> Problem
Reproduce exactly, and nothing but, the lines between the one with "Convert this screenshot" and the end of the entries, both ends included.

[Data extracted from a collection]
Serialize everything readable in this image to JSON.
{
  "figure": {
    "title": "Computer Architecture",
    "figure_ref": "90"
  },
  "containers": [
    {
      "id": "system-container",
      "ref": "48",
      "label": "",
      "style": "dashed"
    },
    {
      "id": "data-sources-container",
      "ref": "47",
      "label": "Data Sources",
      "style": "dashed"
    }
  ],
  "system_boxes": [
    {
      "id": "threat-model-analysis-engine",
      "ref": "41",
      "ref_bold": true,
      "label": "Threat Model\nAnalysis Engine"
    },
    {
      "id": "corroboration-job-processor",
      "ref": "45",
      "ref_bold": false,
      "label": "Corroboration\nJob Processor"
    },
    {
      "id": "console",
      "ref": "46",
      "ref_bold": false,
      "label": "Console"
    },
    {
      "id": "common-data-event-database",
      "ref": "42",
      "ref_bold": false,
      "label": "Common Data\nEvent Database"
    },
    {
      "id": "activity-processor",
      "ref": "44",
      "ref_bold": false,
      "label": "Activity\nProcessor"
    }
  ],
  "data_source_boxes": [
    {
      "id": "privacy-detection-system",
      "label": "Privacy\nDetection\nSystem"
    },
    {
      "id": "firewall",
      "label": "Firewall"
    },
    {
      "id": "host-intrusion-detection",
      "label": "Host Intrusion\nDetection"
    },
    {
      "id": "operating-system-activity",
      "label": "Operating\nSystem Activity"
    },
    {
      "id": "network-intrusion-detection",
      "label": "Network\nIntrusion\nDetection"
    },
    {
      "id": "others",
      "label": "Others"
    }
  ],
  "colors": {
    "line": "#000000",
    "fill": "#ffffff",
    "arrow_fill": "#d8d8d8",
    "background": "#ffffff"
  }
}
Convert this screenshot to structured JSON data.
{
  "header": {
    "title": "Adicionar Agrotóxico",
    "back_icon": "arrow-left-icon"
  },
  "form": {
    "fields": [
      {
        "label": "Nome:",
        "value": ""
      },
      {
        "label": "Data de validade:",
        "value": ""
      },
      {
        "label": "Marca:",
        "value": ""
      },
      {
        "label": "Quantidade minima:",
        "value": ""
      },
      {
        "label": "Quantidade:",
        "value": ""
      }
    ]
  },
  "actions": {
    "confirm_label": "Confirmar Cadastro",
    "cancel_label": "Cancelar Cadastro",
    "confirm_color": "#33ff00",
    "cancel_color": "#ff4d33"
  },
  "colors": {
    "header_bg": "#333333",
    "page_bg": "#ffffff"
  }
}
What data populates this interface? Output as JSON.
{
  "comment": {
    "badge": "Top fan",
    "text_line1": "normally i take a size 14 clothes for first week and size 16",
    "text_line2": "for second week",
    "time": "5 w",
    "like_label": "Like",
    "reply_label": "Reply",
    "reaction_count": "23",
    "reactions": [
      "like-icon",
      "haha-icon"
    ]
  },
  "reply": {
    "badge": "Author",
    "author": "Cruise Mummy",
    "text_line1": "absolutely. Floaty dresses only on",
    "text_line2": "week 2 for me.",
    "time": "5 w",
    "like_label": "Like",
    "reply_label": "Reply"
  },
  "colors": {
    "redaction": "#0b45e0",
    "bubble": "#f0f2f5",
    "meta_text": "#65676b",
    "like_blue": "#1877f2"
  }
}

> Exercise result
Convert this screenshot to structured JSON data.
{
  "header": {
    "title": "Adicionar Agrotóxico",
    "back_icon": "arrow-left-icon"
  },
  "form": {
    "fields": [
      {
        "label": "Nome:",
        "value": ""
      },
      {
        "label": "Data de validade:",
        "value": ""
      },
      {
        "label": "Marca:",
        "value": ""
      },
      {
        "label": "Quantidade minima:",
        "value": ""
      },
      {
        "label": "Quantidade:",
        "value": ""
      }
    ]
  },
  "actions": {
    "confirm_label": "Confirmar Cadastro",
    "cancel_label": "Cancelar Cadastro",
    "confirm_color": "#33ff00",
    "cancel_color": "#ff4d33"
  },
  "colors": {
    "header_bg": "#333333",
    "page_bg": "#ffffff"
  }
}
What data populates this interface? Output as JSON.
{
  "comment": {
    "badge": "Top fan",
    "text_line1": "normally i take a size 14 clothes for first week and size 16",
    "text_line2": "for second week",
    "time": "5 w",
    "like_label": "Like",
    "reply_label": "Reply",
    "reaction_count": "23",
    "reactions": [
      "like-icon",
      "haha-icon"
    ]
  },
  "reply": {
    "badge": "Author",
    "author": "Cruise Mummy",
    "text_line1": "absolutely. Floaty dresses only on",
    "text_line2": "week 2 for me.",
    "time": "5 w",
    "like_label": "Like",
    "reply_label": "Reply"
  },
  "colors": {
    "redaction": "#0b45e0",
    "bubble": "#f0f2f5",
    "meta_text": "#65676b",
    "like_blue": "#1877f2"
  }
}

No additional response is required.